What makes being human so much fun is that we are constantly expressing ourselves. From the clothes we wear, to how we exercise our vocabulary, we are screaming – either with our voices or with subliminal cues – how we feel or choose to identify. As humans, we are barraged every single millisecond with stimuli. Because we are equipped with a very efficient brain, the detritus of each waking moment is filtered through and what we actually end up processing is a very nominal amount. Psychologist Richard Gregory argues that 90% of the information our eyes see is lost by the time it reaches our brains. Though this might be a shocking amount, the brain needs to perform and prioritize other tasks at the same time it is absorbing everything presented visually, auditorily, and otherwise.
The relationship between humans and animals has always been unique. If one thinks about it, the entire foundation of humanity relied upon animals. They provided us with food, companionship, and ultimately helped pave the way to our modernity. While not every single animal contributed to the direct rise of man, what they did contribute to was the health and natural order of the environment.
Have you ever walked into a room and immediately knew you made a mistake?
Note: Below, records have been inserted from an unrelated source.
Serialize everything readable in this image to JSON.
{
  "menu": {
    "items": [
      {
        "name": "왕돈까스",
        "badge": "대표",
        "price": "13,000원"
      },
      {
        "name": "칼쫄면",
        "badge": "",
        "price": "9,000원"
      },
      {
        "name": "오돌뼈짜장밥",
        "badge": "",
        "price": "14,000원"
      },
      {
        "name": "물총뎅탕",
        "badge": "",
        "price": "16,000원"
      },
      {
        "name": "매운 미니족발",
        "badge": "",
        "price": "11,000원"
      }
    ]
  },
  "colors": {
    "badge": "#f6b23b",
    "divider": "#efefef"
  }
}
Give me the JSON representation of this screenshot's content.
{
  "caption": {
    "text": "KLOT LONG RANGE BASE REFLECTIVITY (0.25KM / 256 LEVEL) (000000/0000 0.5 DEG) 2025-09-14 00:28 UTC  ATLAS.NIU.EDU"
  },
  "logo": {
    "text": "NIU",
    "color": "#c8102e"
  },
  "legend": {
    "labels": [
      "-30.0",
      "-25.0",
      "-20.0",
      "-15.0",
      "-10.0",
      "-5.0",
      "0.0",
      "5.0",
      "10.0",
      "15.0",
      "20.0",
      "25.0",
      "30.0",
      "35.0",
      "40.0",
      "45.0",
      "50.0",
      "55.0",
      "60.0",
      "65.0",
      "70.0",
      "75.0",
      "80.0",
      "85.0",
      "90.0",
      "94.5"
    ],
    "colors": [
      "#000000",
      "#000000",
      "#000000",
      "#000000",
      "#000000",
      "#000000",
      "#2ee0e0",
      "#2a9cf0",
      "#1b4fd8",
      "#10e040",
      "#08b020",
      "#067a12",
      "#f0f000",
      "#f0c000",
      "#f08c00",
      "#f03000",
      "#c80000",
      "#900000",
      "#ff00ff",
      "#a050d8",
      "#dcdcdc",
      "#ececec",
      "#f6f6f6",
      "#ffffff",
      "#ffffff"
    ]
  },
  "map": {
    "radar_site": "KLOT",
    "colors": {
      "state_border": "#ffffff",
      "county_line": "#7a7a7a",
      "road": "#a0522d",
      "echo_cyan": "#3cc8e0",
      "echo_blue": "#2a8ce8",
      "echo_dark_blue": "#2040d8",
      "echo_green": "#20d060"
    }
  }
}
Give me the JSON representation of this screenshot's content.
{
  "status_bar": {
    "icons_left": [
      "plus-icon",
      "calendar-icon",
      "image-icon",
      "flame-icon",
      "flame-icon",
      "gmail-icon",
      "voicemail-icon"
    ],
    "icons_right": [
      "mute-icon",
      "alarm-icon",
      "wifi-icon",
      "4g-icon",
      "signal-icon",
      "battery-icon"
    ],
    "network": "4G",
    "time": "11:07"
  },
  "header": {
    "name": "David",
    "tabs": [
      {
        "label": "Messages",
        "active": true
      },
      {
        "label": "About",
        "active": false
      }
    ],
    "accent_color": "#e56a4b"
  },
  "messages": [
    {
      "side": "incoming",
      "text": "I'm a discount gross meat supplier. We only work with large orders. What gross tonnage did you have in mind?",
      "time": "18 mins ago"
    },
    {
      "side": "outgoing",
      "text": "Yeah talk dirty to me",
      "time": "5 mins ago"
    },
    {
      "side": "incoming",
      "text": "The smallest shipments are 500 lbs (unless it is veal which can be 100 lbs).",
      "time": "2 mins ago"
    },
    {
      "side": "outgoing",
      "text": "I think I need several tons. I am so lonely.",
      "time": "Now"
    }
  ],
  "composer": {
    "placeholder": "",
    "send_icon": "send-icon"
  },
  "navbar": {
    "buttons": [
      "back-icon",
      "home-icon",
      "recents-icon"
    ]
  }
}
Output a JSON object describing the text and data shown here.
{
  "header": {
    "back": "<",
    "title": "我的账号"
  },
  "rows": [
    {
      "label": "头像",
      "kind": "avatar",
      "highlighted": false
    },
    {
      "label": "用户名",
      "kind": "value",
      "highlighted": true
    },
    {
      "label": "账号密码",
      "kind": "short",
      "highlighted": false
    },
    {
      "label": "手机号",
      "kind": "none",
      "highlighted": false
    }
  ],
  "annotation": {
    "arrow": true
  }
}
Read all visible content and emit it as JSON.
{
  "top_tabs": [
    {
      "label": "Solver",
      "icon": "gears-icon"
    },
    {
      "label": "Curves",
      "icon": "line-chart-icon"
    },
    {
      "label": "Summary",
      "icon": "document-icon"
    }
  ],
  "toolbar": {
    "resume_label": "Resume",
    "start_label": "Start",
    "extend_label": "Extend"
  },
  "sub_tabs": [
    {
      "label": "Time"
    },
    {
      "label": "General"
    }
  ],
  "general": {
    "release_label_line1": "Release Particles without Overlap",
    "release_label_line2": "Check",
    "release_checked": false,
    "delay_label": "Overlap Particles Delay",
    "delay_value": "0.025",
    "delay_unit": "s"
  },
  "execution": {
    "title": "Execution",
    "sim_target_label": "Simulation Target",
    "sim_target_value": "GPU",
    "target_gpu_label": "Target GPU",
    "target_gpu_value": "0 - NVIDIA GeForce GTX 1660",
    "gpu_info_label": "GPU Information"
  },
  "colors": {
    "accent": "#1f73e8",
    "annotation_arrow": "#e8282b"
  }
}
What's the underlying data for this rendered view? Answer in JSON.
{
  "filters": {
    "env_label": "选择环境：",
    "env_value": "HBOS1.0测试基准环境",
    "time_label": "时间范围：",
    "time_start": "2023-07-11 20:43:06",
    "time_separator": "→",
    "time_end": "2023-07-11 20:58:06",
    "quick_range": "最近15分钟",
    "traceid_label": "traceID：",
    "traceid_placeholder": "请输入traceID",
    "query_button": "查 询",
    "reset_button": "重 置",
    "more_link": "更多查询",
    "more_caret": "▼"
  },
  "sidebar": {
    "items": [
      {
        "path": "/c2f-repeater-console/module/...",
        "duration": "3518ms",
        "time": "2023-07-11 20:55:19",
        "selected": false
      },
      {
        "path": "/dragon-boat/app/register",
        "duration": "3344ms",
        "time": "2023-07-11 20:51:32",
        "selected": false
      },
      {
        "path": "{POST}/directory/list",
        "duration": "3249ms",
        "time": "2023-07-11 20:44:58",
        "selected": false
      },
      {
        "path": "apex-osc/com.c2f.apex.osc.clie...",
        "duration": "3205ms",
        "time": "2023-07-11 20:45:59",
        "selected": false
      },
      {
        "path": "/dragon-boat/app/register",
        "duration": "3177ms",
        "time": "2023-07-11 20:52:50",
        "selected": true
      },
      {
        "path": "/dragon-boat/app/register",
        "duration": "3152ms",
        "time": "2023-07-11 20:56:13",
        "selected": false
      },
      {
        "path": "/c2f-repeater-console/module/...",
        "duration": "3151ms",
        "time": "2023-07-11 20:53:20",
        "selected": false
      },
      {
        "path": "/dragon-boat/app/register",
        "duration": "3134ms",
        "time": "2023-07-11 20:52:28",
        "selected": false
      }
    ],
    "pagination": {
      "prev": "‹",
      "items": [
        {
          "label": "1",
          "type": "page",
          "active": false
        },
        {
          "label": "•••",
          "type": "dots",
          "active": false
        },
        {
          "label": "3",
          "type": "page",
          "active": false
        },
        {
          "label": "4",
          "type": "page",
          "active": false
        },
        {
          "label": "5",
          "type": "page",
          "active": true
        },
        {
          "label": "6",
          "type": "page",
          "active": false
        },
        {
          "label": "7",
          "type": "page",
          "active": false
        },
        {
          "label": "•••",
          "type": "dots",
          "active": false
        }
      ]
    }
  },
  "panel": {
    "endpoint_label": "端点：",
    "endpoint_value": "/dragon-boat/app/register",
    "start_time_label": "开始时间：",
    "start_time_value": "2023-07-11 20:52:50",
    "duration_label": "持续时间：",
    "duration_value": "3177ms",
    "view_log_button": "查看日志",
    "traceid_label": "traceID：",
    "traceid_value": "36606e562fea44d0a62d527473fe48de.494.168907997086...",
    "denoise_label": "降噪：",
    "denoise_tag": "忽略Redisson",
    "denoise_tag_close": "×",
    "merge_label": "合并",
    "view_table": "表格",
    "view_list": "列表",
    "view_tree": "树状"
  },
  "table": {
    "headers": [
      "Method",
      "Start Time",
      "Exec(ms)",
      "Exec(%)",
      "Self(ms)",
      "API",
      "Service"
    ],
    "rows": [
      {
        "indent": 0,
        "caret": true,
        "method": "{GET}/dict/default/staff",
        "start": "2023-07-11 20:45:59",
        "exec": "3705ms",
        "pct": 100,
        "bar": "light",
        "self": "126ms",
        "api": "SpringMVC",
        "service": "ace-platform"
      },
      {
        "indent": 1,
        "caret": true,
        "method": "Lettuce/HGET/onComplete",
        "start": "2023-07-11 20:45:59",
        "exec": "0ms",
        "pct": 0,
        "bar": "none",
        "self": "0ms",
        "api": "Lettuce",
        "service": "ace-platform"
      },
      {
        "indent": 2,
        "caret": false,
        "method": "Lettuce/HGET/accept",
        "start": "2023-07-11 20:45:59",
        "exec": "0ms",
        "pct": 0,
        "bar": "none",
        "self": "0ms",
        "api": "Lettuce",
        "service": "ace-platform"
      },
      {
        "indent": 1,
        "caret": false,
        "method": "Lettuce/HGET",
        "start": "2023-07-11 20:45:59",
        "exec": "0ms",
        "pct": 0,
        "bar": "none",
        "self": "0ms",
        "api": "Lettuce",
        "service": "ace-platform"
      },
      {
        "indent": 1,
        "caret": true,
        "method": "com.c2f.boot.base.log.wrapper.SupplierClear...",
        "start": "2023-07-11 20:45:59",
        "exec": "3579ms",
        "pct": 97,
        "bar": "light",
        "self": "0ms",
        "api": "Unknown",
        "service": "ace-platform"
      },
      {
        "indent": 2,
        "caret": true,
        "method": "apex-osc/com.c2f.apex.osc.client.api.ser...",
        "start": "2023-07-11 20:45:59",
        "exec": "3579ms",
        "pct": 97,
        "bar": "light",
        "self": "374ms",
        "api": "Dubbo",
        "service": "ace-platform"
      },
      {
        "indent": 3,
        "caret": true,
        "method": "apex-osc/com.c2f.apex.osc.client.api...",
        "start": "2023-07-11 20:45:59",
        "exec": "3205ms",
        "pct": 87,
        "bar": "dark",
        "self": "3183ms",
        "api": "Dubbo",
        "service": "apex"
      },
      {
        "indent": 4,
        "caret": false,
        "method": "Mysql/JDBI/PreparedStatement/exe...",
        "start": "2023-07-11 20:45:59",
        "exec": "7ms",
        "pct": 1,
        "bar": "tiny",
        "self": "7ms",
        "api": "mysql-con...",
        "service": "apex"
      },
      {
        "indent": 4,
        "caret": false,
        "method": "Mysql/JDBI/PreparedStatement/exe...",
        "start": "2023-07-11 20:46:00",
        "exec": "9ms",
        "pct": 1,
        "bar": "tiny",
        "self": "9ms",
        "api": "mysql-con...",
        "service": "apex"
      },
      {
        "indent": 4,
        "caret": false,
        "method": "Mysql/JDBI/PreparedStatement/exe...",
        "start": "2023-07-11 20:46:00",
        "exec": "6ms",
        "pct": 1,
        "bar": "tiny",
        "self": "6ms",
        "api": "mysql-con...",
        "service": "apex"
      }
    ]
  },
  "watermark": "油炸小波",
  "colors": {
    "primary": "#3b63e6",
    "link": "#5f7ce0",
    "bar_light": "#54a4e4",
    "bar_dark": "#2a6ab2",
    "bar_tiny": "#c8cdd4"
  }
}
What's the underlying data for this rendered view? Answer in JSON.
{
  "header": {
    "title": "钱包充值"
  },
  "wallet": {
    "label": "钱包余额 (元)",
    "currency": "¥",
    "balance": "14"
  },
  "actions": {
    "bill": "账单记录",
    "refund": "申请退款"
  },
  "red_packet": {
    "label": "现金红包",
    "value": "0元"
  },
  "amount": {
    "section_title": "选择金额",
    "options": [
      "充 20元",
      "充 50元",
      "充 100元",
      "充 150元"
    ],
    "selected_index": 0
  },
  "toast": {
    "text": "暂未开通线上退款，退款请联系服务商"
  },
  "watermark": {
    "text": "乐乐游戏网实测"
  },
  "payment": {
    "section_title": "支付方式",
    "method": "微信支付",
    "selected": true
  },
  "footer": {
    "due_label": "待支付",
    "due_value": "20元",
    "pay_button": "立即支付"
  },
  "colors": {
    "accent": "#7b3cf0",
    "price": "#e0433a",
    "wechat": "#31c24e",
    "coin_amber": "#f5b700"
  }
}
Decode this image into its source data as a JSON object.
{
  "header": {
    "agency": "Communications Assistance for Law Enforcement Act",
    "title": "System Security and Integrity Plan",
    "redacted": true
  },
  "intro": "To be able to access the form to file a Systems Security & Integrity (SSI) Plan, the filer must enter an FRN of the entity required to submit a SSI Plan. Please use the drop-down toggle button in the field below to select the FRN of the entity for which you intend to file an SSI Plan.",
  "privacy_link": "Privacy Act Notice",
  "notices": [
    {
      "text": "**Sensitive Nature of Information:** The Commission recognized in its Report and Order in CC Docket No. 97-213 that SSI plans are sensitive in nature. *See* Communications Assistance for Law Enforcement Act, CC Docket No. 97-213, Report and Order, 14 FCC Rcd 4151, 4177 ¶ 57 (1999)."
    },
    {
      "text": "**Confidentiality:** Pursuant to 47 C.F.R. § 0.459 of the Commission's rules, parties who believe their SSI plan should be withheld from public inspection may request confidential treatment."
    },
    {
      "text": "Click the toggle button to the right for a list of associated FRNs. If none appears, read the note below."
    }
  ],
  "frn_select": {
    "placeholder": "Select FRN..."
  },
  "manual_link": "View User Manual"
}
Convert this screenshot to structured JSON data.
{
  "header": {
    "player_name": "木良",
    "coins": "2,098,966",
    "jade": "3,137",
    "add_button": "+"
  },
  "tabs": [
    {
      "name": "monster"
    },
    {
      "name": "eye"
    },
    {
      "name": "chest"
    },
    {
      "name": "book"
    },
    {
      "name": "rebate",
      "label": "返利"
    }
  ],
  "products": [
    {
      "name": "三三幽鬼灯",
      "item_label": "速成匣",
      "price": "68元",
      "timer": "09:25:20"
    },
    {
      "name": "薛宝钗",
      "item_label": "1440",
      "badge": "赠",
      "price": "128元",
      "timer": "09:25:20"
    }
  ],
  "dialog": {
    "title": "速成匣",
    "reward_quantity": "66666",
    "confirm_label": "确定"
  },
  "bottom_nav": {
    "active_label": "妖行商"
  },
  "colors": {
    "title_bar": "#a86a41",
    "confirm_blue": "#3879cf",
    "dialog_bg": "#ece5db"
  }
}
If you haven’t, here is how that situation might go. You open the door and step in, starting to utter an apology for being a little late. The conversation inside stopped, heads could turn to look at you, and the overall energy is just tense. You weren’t supposed to be there. Feeling suffocated and slightly embarrassed, you’d back out of the room while mumbling a quick apology. After shutting the door you release a breath and try to shake off the experience, but that scene is burned into the inside of your eyeballs.
As children, we try to make sense of the world as we are learning it. During that process, we use advanced mediums of communication like linguistics, written words, movement, and exaggerated emotion in order to share exactly what we may be thinking or feeling. If you were like me as a child, you used a combination of those – plus the addition of hand-drawn scribbles – to make EXTRA SURE that people understood. Through the collective power of drawing, writing, and too much imagination, I was able to create stories. Throughout elementary school, we were handed blank books and tasked to create our own fantastical saga, complete with novice illustrations. Nearly twenty years later, I still have these sentimental novelettes tucked away in the bottom left drawer of my white oak desk.
I’ve always marveled at people’s ability to create power out of letters. By itself, the English alphabet consists of 26 letters – 21 consonant letters, 5 vowels – but the combination of them yields over 170 thousand words. As language changes throughout time, words are added or deemed obsolete. Through the power of social media, people can communicate every one of their words on a global scale – instantaneously. As these words hold omnipotent power, it is important for businesses to understand what people are saying and use these insights to their advantage.
Before even starting up a social media page, an organization must understand content. In previous blog posts, I’ve talked about how to construct a content strategy and have pulled together a quick guide identifying the differences between content strategy, content marketing, and content creation. In this week’s blog post, I will be walking you through how I created an example content calendar for a local nonprofit organization.